Dataset rows describing interfaces:
━━━━
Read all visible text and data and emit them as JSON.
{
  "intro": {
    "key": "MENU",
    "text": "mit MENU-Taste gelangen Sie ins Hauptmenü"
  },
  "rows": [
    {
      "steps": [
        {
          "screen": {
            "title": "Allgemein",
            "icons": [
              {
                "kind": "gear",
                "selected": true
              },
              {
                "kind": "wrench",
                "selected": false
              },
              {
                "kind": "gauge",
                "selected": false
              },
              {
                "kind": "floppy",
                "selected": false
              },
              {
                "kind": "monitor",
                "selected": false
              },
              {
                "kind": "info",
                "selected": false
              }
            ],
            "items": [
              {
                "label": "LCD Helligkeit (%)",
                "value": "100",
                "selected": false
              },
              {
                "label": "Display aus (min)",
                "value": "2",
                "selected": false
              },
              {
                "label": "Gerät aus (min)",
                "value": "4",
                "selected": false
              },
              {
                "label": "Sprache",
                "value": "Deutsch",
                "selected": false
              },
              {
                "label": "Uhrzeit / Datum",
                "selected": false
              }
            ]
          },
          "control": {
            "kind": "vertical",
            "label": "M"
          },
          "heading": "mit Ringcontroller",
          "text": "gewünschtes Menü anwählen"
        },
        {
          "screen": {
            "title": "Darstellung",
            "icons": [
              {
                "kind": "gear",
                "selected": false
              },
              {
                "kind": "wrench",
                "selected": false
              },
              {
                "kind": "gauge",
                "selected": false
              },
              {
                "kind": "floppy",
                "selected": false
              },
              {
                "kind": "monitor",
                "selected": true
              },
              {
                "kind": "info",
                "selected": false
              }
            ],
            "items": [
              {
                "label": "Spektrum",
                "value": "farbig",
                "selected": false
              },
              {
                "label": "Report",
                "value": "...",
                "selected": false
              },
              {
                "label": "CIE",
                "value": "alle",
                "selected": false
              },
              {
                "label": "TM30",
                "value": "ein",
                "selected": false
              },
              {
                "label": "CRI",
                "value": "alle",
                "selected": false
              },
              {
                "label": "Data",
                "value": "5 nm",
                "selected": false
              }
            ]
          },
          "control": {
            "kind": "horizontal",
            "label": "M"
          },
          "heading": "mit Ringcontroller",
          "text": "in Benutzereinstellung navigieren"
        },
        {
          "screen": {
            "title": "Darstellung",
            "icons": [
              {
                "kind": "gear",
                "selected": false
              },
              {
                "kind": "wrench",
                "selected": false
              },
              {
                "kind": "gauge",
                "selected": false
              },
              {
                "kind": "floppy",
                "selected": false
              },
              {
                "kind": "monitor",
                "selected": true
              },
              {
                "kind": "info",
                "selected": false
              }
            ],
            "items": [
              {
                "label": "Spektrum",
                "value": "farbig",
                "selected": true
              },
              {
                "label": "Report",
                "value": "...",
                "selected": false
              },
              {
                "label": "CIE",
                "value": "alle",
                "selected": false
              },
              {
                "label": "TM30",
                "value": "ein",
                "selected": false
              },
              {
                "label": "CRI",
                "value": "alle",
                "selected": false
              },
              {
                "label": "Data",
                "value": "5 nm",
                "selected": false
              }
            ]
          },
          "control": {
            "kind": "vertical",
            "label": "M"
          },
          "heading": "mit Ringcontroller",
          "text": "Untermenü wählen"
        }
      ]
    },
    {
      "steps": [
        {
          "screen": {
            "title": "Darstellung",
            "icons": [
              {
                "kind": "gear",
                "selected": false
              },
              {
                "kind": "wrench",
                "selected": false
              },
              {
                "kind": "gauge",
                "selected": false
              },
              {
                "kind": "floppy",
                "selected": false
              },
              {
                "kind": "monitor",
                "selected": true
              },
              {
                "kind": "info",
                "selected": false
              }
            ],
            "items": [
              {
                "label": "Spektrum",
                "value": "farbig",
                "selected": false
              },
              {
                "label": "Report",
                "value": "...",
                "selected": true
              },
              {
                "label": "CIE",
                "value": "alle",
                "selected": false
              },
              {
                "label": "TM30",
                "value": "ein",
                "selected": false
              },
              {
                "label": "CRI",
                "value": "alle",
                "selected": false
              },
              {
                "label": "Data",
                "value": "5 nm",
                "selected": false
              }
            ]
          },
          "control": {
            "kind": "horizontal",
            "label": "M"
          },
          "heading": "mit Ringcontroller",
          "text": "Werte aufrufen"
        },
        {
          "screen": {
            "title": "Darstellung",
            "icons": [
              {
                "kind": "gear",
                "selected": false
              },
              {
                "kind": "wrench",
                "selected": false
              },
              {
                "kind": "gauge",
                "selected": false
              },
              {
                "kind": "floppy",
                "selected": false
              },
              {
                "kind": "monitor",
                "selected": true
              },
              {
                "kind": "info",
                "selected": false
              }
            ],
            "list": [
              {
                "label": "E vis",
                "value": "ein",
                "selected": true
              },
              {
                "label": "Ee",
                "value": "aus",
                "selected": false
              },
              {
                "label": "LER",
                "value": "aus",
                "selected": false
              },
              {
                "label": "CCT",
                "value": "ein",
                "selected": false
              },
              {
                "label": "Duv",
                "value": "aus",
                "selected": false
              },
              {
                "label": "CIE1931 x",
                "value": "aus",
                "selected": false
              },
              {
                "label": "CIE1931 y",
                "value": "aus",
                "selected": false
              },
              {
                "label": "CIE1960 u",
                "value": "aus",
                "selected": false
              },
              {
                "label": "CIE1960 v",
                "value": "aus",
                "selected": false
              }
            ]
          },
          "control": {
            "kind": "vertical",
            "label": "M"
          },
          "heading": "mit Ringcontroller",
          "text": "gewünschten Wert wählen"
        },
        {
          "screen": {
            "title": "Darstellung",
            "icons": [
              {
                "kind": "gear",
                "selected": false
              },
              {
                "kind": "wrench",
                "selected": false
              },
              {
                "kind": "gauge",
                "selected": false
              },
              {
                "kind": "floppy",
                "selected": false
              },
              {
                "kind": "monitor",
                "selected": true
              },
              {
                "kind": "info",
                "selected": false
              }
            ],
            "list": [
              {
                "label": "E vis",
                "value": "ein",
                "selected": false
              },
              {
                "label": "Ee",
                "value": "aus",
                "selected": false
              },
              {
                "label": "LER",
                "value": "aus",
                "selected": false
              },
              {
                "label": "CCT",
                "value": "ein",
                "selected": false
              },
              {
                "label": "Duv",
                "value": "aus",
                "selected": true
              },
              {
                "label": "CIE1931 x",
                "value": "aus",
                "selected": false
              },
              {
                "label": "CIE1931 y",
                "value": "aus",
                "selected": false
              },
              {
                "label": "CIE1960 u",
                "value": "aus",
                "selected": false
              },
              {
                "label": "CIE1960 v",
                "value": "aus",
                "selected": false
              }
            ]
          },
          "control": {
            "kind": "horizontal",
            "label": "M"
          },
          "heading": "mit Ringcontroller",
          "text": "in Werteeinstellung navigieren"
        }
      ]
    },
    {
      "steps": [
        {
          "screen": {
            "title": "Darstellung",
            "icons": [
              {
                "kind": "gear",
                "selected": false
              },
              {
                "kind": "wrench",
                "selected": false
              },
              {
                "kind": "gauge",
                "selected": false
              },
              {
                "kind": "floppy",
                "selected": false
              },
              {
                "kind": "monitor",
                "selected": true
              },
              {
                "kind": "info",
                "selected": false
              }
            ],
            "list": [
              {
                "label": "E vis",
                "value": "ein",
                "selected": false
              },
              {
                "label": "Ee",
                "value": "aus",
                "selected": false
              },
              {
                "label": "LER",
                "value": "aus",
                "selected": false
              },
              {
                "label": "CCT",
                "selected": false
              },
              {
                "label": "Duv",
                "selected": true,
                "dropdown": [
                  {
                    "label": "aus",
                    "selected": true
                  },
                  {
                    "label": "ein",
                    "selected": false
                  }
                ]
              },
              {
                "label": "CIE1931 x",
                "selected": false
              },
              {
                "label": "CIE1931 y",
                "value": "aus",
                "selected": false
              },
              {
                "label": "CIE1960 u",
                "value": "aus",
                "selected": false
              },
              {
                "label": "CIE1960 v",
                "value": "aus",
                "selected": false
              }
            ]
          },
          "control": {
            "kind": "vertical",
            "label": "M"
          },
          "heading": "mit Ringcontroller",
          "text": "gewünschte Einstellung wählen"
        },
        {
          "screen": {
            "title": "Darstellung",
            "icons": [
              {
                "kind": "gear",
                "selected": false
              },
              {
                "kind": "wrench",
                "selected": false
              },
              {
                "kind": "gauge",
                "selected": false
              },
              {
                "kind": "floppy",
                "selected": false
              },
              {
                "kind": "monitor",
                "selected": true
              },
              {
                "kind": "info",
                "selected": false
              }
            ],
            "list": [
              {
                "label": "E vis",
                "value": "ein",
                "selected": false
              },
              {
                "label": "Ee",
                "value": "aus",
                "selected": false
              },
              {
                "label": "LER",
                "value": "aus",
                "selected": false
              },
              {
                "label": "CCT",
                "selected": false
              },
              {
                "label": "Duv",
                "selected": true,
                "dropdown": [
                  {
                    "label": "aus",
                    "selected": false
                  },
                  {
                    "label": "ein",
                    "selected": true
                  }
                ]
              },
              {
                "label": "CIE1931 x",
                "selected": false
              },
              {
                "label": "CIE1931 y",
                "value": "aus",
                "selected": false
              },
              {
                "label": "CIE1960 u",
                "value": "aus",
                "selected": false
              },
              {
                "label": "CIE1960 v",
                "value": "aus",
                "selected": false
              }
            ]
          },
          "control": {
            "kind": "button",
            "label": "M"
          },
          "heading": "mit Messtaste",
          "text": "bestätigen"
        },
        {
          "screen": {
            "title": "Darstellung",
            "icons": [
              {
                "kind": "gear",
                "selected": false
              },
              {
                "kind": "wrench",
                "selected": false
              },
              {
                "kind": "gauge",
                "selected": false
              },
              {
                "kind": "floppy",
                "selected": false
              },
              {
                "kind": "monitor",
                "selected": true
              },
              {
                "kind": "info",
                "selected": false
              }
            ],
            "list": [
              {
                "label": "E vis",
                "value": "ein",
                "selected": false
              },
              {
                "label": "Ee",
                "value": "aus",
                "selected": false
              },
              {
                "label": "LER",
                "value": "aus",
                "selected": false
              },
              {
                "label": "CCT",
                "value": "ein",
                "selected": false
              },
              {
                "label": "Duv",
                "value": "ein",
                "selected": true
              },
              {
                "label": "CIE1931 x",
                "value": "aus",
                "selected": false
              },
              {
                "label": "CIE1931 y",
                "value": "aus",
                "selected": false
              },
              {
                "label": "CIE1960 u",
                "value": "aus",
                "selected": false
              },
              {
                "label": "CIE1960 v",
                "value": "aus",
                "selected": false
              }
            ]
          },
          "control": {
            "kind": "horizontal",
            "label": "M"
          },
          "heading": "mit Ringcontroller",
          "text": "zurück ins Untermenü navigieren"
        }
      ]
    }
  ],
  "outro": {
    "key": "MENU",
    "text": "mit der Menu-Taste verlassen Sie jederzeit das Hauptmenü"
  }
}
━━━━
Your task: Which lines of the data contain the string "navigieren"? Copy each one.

Reply to the exercise:
          "text": "in Benutzereinstellung navigieren"
          "text": "in Werteeinstellung navigieren"
          "text": "zurück ins Untermenü navigieren"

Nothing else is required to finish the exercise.